11. Have you considered creating real life versions of the fake plays, such as Iron Dog? Or maybe as a spin-off! Ha! Or putting out a soundtrack with the original songs from the show? Your fans might enjoy something fun like that.

I’ve thought of all of these things! But there’s only so much time in the day…

12. And just for fun, what are some of your favorite or most memorable moments from set?

I have so many, but off the top of my head:

  1. “Dancing” with ‘DaBoSeRoy’ in Ep. 4, Season 1: I’d recently worked with those guys, who were actually all Pilobolus dancers, in a production at Goodspeed Opera House. They’re all so strong, so handsome, and so fun, and I loved saying, “Now pick me up, spin around and then throw me over to him!”
  1. Watching Santino Fontana and Patrick Heusinger square off in Ep. 5, Season 1: They’re both so insanely talented, and here was this utterly ridiculous scene from “Iron Dog” that they needed to commit to fully. For no money. For people they barely knew (at that time). Yet when we said “Action,” they both started crying and yelling and delivering these tour de force performances. I was floored.
  1. Shooting “Gay Gardens,” Ep. 2, Season 2: Stephen Bienskie and Chris Gattelli graciously offered their home in NJ so we could shoot “on location.” We shot from morning until the middle of the night, and then had a big sleepover. And my husband was there doing the filming because Andrew was in rehearsals for “Newsies” at the time.
  1. Steven and Cameron’s engagement, Ep. 4, Season 3: We were on a deserted street in Greenpoint, Brooklyn, freezing our butts off late at night, but also crying because Stephen Bienskie and Max von Essen were giving such beautiful performances.
  1. Shooting at 54 Below for Ep. 6, Season 3: This was one of our most complicated shoot days, but it was also one of our most successful. Everyone – cast, crew, wardrobe – brought their A-Game, and by the end of the day it felt like we’d come as close to being a “real” TV set as we ever had. I was so proud of everyone. Also, my dad had come down from VT to help out, and it was very meaningful to “work alongside” my father.

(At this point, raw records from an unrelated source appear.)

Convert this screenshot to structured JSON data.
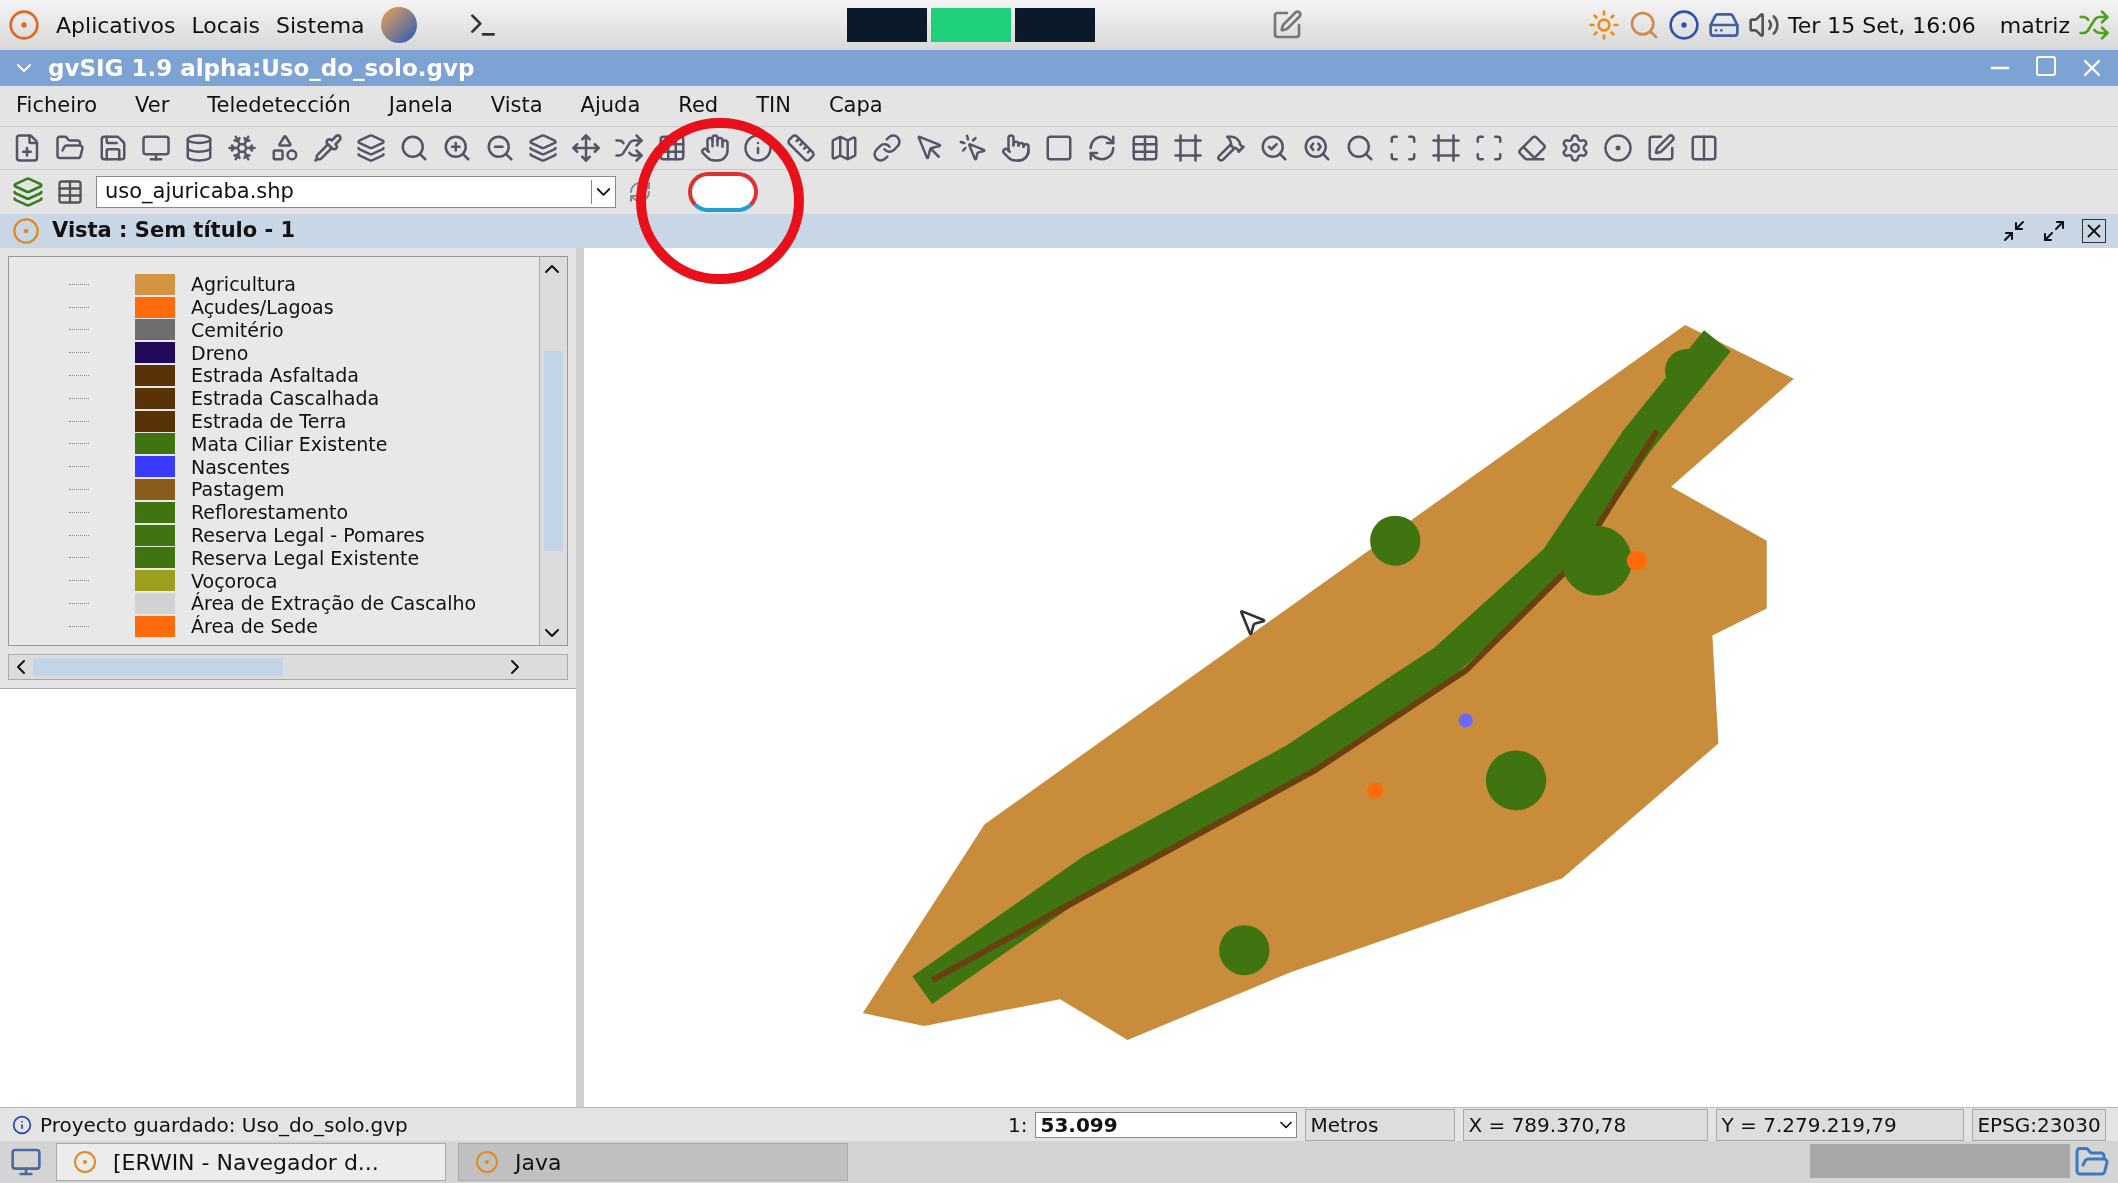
{
  "top_panel": {
    "menus": [
      "Aplicativos",
      "Locais",
      "Sistema"
    ],
    "clock": "Ter 15 Set, 16:06",
    "user": "matriz"
  },
  "window": {
    "title": "gvSIG 1.9 alpha:Uso_do_solo.gvp"
  },
  "menu_bar": [
    "Ficheiro",
    "Ver",
    "Teledetección",
    "Janela",
    "Vista",
    "Ajuda",
    "Red",
    "TIN",
    "Capa"
  ],
  "layer_selector": {
    "value": "uso_ajuricaba.shp"
  },
  "view": {
    "title": "Vista : Sem título - 1"
  },
  "legend": [
    {
      "label": "Agricultura",
      "color": "#d39443"
    },
    {
      "label": "Açudes/Lagoas",
      "color": "#ff6a0a"
    },
    {
      "label": "Cemitério",
      "color": "#6e6e6e"
    },
    {
      "label": "Dreno",
      "color": "#220a5a"
    },
    {
      "label": "Estrada Asfaltada",
      "color": "#5a3208"
    },
    {
      "label": "Estrada Cascalhada",
      "color": "#5a3208"
    },
    {
      "label": "Estrada de Terra",
      "color": "#5a3208"
    },
    {
      "label": "Mata Ciliar Existente",
      "color": "#3f7410"
    },
    {
      "label": "Nascentes",
      "color": "#3a3aff"
    },
    {
      "label": "Pastagem",
      "color": "#8a5c1c"
    },
    {
      "label": "Reflorestamento",
      "color": "#3f7410"
    },
    {
      "label": "Reserva Legal - Pomares",
      "color": "#3f7410"
    },
    {
      "label": "Reserva Legal Existente",
      "color": "#3f7410"
    },
    {
      "label": "Voçoroca",
      "color": "#9aa01e"
    },
    {
      "label": "Área de Extração de Cascalho",
      "color": "#d2d2d2"
    },
    {
      "label": "Área de Sede",
      "color": "#ff6a0a"
    }
  ],
  "status_bar": {
    "message": "Proyecto guardado: Uso_do_solo.gvp",
    "scale_prefix": "1:",
    "scale": "53.099",
    "units": "Metros",
    "x": "X = 789.370,78",
    "y": "Y = 7.279.219,79",
    "crs": "EPSG:23030"
  },
  "taskbar": [
    {
      "label": "[ERWIN - Navegador d...",
      "selected": false
    },
    {
      "label": "Java",
      "selected": true
    }
  ]
}
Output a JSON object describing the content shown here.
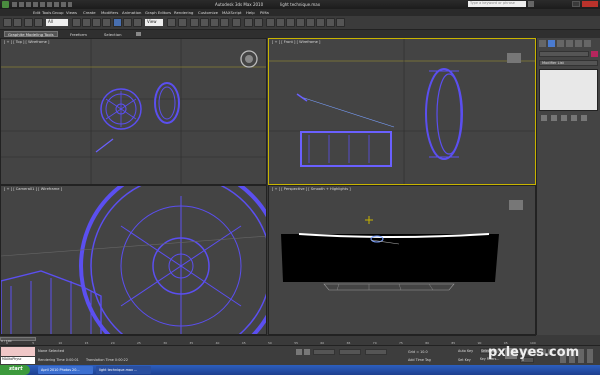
{
  "title_bar": {
    "app_title": "Autodesk 3ds Max 2010",
    "file_name": "light technique.max",
    "search_placeholder": "Type a keyword or phrase"
  },
  "menu": [
    "Edit",
    "Tools",
    "Group",
    "Views",
    "Create",
    "Modifiers",
    "Animation",
    "Graph Editors",
    "Rendering",
    "Customize",
    "MAXScript",
    "Help",
    "PiMa"
  ],
  "toolbar": {
    "selection_filter": "All",
    "reference_dropdown": "View"
  },
  "ribbon": {
    "title": "Graphite Modeling Tools",
    "tabs": [
      "Freeform",
      "Selection"
    ]
  },
  "viewports": {
    "top": "[ + ] [ Top ] [ Wireframe ]",
    "front": "[ + ] [ Front ] [ Wireframe ]",
    "camera": "[ + ] [ Camera01 ] [ Wireframe ]",
    "perspective": "[ + ] [ Perspective ] [ Smooth + Highlights ]"
  },
  "command_panel": {
    "modifier_list": "Modifier List"
  },
  "timeline": {
    "frame_counter": "0 / 100",
    "ticks": [
      "0",
      "5",
      "10",
      "15",
      "20",
      "25",
      "30",
      "35",
      "40",
      "45",
      "50",
      "55",
      "60",
      "65",
      "70",
      "75",
      "80",
      "85",
      "90",
      "95",
      "100"
    ]
  },
  "status": {
    "selection": "None Selected",
    "rendering_time": "Rendering Time  0:00:01",
    "translation_time": "Translation Time  0:00:22",
    "max_to_physc": "MAXtoPhysc",
    "grid": "Grid = 10.0",
    "add_time_tag": "Add Time Tag",
    "auto_key": "Auto Key",
    "set_key": "Set Key",
    "selected": "Selected",
    "key_filters": "Key Filters...",
    "frame": "0"
  },
  "taskbar": {
    "start": "start",
    "item1": "April 2010 Photos 20...",
    "item2": "light technique.max ..."
  },
  "watermark": "pxleyes.com",
  "colors": {
    "wire": "#5b4ff0",
    "active_border": "#c8b400",
    "viewport_bg": "#444444"
  }
}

I want to thank Kate Wetherhead for sharing so much of her story with all of us. All of Season 3 of Submissions Only is available to watch now on BroadwayWorld.com. Even if you have not seen the show before, you will enjoy each episode on its own. However, I highly suggest catching up with Seasons 1 and 2, which you can do here: http://submissionsonly.com/episodes.php

If you are already a fan of the show, share your favorite moments with me. If you become a fan because of this interview, please let me know. Tweet @SubmissionsOnly and let them know how you found them. Happy viewing.

 

Jessica Leigh Smith

About Jessica Leigh Smith

Jessica Leigh Smith can currently be seen running around town in her yoga pants, toting her two little girls everywhere she goes. Being a mommy has played into Jessica’s latest projects, Mommy Parodies. The first is a parody of a song from the movie Frozen, which has reached almost 40,000 views (and climbing) on YouTube: https://www.youtube.com/watch?v=86FY-AEdizA. Jessica’s most notable acting roles are co-starring roles on One Tree Hill and Drop Dead Diva. Coincidentally, Jessica was toting her daughters in those roles as well, since she was pregnant both times. In addition to acting, Jessica has co-produced an educational series for actors, called The Dinner Project, putting actors and casting directors face to face. Episodes can be found at http://thedinnerprojectshow.com/. For more about Jessica, the actress, please visit her website, http://www.jessicaleighsmith.com/, and follow her on Twitter, @JessiLeighSmith.